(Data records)
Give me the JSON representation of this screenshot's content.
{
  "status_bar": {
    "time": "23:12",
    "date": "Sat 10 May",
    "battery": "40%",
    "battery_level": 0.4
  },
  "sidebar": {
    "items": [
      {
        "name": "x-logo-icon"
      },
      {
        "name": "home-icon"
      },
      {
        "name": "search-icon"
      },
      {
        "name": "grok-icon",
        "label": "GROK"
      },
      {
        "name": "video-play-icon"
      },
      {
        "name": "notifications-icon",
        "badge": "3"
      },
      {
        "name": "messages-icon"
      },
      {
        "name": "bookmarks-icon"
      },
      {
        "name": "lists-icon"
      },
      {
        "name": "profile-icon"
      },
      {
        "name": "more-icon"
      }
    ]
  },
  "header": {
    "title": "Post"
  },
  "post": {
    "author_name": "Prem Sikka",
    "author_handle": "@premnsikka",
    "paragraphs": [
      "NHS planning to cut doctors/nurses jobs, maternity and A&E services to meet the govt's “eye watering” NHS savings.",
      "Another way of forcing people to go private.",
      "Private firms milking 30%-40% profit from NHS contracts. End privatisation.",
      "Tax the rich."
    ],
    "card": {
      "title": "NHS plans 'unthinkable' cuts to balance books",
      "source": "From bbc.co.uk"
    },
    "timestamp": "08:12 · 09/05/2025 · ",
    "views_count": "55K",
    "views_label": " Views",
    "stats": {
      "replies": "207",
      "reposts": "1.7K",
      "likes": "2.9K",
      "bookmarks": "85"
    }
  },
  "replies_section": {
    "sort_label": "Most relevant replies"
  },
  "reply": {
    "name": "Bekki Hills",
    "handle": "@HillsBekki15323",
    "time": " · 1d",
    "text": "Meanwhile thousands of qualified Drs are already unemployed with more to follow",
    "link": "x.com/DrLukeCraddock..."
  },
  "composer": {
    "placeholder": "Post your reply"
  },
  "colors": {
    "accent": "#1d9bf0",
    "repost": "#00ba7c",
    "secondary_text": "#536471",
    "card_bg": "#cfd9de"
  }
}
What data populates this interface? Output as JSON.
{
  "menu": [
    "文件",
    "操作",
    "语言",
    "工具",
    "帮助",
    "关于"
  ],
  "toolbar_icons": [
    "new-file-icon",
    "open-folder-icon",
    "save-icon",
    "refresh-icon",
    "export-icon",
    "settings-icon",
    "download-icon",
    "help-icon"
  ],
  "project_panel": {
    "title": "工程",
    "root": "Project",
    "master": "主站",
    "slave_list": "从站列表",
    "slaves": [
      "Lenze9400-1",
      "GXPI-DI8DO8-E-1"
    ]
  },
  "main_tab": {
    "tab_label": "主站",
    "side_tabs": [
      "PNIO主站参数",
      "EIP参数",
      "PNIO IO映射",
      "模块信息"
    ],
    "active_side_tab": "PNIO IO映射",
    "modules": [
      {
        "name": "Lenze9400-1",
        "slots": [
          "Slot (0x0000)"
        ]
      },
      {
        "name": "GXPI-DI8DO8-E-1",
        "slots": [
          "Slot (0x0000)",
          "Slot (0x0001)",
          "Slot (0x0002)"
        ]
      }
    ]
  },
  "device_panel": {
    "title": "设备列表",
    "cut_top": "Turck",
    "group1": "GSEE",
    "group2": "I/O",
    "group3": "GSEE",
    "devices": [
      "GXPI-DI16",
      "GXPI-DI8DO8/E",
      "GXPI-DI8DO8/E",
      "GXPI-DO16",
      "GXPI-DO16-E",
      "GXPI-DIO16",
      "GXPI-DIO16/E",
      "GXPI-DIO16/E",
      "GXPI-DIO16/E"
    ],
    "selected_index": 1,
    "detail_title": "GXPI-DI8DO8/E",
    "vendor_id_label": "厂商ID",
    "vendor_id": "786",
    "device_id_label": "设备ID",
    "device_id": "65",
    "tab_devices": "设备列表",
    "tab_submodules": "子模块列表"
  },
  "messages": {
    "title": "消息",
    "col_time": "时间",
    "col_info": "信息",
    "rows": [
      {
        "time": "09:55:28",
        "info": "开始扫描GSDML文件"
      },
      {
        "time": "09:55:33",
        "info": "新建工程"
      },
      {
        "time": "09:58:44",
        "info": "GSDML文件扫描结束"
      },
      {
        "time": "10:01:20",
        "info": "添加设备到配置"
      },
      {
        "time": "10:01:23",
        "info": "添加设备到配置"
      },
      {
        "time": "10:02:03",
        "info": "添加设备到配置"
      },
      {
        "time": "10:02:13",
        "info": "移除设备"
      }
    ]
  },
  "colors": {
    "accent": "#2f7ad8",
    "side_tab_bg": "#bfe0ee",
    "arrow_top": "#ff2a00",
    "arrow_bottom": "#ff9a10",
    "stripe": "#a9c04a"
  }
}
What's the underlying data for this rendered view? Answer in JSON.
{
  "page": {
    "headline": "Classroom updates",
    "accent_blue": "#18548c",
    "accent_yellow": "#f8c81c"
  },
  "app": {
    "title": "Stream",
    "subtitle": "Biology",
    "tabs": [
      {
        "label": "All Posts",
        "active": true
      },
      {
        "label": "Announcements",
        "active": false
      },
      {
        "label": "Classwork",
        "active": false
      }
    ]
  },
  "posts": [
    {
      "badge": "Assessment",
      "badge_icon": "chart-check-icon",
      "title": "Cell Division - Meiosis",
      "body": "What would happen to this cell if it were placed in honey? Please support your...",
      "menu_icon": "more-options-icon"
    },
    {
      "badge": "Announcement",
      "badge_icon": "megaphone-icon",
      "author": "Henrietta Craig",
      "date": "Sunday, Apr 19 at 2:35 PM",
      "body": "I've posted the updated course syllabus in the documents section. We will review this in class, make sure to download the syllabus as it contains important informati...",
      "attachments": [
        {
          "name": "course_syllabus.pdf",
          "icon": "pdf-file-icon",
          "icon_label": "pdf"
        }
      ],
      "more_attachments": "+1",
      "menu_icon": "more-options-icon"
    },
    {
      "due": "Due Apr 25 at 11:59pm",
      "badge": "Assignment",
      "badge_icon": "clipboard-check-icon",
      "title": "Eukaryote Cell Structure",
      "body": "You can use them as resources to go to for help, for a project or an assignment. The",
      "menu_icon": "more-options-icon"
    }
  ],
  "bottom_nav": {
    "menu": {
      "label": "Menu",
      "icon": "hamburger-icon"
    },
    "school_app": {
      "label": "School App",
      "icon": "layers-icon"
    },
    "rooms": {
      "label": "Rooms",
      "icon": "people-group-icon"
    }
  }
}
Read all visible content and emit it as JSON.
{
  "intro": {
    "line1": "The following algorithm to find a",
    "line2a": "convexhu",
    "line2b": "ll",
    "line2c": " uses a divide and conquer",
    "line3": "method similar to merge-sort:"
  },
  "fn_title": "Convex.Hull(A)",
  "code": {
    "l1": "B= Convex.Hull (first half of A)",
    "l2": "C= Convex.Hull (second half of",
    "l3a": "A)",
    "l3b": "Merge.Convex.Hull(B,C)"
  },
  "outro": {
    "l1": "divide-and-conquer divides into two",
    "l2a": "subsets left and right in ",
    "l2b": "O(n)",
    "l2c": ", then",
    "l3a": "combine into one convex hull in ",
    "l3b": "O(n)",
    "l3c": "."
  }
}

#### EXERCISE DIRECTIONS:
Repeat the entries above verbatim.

#### ANSWER FOR THIS EXERCISE:
Give me the JSON representation of this screenshot's content.
{
  "status_bar": {
    "time": "23:12",
    "date": "Sat 10 May",
    "battery": "40%",
    "battery_level": 0.4
  },
  "sidebar": {
    "items": [
      {
        "name": "x-logo-icon"
      },
      {
        "name": "home-icon"
      },
      {
        "name": "search-icon"
      },
      {
        "name": "grok-icon",
        "label": "GROK"
      },
      {
        "name": "video-play-icon"
      },
      {
        "name": "notifications-icon",
        "badge": "3"
      },
      {
        "name": "messages-icon"
      },
      {
        "name": "bookmarks-icon"
      },
      {
        "name": "lists-icon"
      },
      {
        "name": "profile-icon"
      },
      {
        "name": "more-icon"
      }
    ]
  },
  "header": {
    "title": "Post"
  },
  "post": {
    "author_name": "Prem Sikka",
    "author_handle": "@premnsikka",
    "paragraphs": [
      "NHS planning to cut doctors/nurses jobs, maternity and A&E services to meet the govt's “eye watering” NHS savings.",
      "Another way of forcing people to go private.",
      "Private firms milking 30%-40% profit from NHS contracts. End privatisation.",
      "Tax the rich."
    ],
    "card": {
      "title": "NHS plans 'unthinkable' cuts to balance books",
      "source": "From bbc.co.uk"
    },
    "timestamp": "08:12 · 09/05/2025 · ",
    "views_count": "55K",
    "views_label": " Views",
    "stats": {
      "replies": "207",
      "reposts": "1.7K",
      "likes": "2.9K",
      "bookmarks": "85"
    }
  },
  "replies_section": {
    "sort_label": "Most relevant replies"
  },
  "reply": {
    "name": "Bekki Hills",
    "handle": "@HillsBekki15323",
    "time": " · 1d",
    "text": "Meanwhile thousands of qualified Drs are already unemployed with more to follow",
    "link": "x.com/DrLukeCraddock..."
  },
  "composer": {
    "placeholder": "Post your reply"
  },
  "colors": {
    "accent": "#1d9bf0",
    "repost": "#00ba7c",
    "secondary_text": "#536471",
    "card_bg": "#cfd9de"
  }
}
What data populates this interface? Output as JSON.
{
  "menu": [
    "文件",
    "操作",
    "语言",
    "工具",
    "帮助",
    "关于"
  ],
  "toolbar_icons": [
    "new-file-icon",
    "open-folder-icon",
    "save-icon",
    "refresh-icon",
    "export-icon",
    "settings-icon",
    "download-icon",
    "help-icon"
  ],
  "project_panel": {
    "title": "工程",
    "root": "Project",
    "master": "主站",
    "slave_list": "从站列表",
    "slaves": [
      "Lenze9400-1",
      "GXPI-DI8DO8-E-1"
    ]
  },
  "main_tab": {
    "tab_label": "主站",
    "side_tabs": [
      "PNIO主站参数",
      "EIP参数",
      "PNIO IO映射",
      "模块信息"
    ],
    "active_side_tab": "PNIO IO映射",
    "modules": [
      {
        "name": "Lenze9400-1",
        "slots": [
          "Slot (0x0000)"
        ]
      },
      {
        "name": "GXPI-DI8DO8-E-1",
        "slots": [
          "Slot (0x0000)",
          "Slot (0x0001)",
          "Slot (0x0002)"
        ]
      }
    ]
  },
  "device_panel": {
    "title": "设备列表",
    "cut_top": "Turck",
    "group1": "GSEE",
    "group2": "I/O",
    "group3": "GSEE",
    "devices": [
      "GXPI-DI16",
      "GXPI-DI8DO8/E",
      "GXPI-DI8DO8/E",
      "GXPI-DO16",
      "GXPI-DO16-E",
      "GXPI-DIO16",
      "GXPI-DIO16/E",
      "GXPI-DIO16/E",
      "GXPI-DIO16/E"
    ],
    "selected_index": 1,
    "detail_title": "GXPI-DI8DO8/E",
    "vendor_id_label": "厂商ID",
    "vendor_id": "786",
    "device_id_label": "设备ID",
    "device_id": "65",
    "tab_devices": "设备列表",
    "tab_submodules": "子模块列表"
  },
  "messages": {
    "title": "消息",
    "col_time": "时间",
    "col_info": "信息",
    "rows": [
      {
        "time": "09:55:28",
        "info": "开始扫描GSDML文件"
      },
      {
        "time": "09:55:33",
        "info": "新建工程"
      },
      {
        "time": "09:58:44",
        "info": "GSDML文件扫描结束"
      },
      {
        "time": "10:01:20",
        "info": "添加设备到配置"
      },
      {
        "time": "10:01:23",
        "info": "添加设备到配置"
      },
      {
        "time": "10:02:03",
        "info": "添加设备到配置"
      },
      {
        "time": "10:02:13",
        "info": "移除设备"
      }
    ]
  },
  "colors": {
    "accent": "#2f7ad8",
    "side_tab_bg": "#bfe0ee",
    "arrow_top": "#ff2a00",
    "arrow_bottom": "#ff9a10",
    "stripe": "#a9c04a"
  }
}
What's the underlying data for this rendered view? Answer in JSON.
{
  "page": {
    "headline": "Classroom updates",
    "accent_blue": "#18548c",
    "accent_yellow": "#f8c81c"
  },
  "app": {
    "title": "Stream",
    "subtitle": "Biology",
    "tabs": [
      {
        "label": "All Posts",
        "active": true
      },
      {
        "label": "Announcements",
        "active": false
      },
      {
        "label": "Classwork",
        "active": false
      }
    ]
  },
  "posts": [
    {
      "badge": "Assessment",
      "badge_icon": "chart-check-icon",
      "title": "Cell Division - Meiosis",
      "body": "What would happen to this cell if it were placed in honey? Please support your...",
      "menu_icon": "more-options-icon"
    },
    {
      "badge": "Announcement",
      "badge_icon": "megaphone-icon",
      "author": "Henrietta Craig",
      "date": "Sunday, Apr 19 at 2:35 PM",
      "body": "I've posted the updated course syllabus in the documents section. We will review this in class, make sure to download the syllabus as it contains important informati...",
      "attachments": [
        {
          "name": "course_syllabus.pdf",
          "icon": "pdf-file-icon",
          "icon_label": "pdf"
        }
      ],
      "more_attachments": "+1",
      "menu_icon": "more-options-icon"
    },
    {
      "due": "Due Apr 25 at 11:59pm",
      "badge": "Assignment",
      "badge_icon": "clipboard-check-icon",
      "title": "Eukaryote Cell Structure",
      "body": "You can use them as resources to go to for help, for a project or an assignment. The",
      "menu_icon": "more-options-icon"
    }
  ],
  "bottom_nav": {
    "menu": {
      "label": "Menu",
      "icon": "hamburger-icon"
    },
    "school_app": {
      "label": "School App",
      "icon": "layers-icon"
    },
    "rooms": {
      "label": "Rooms",
      "icon": "people-group-icon"
    }
  }
}
Read all visible content and emit it as JSON.
{
  "intro": {
    "line1": "The following algorithm to find a",
    "line2a": "convexhu",
    "line2b": "ll",
    "line2c": " uses a divide and conquer",
    "line3": "method similar to merge-sort:"
  },
  "fn_title": "Convex.Hull(A)",
  "code": {
    "l1": "B= Convex.Hull (first half of A)",
    "l2": "C= Convex.Hull (second half of",
    "l3a": "A)",
    "l3b": "Merge.Convex.Hull(B,C)"
  },
  "outro": {
    "l1": "divide-and-conquer divides into two",
    "l2a": "subsets left and right in ",
    "l2b": "O(n)",
    "l2c": ", then",
    "l3a": "combine into one convex hull in ",
    "l3b": "O(n)",
    "l3c": "."
  }
}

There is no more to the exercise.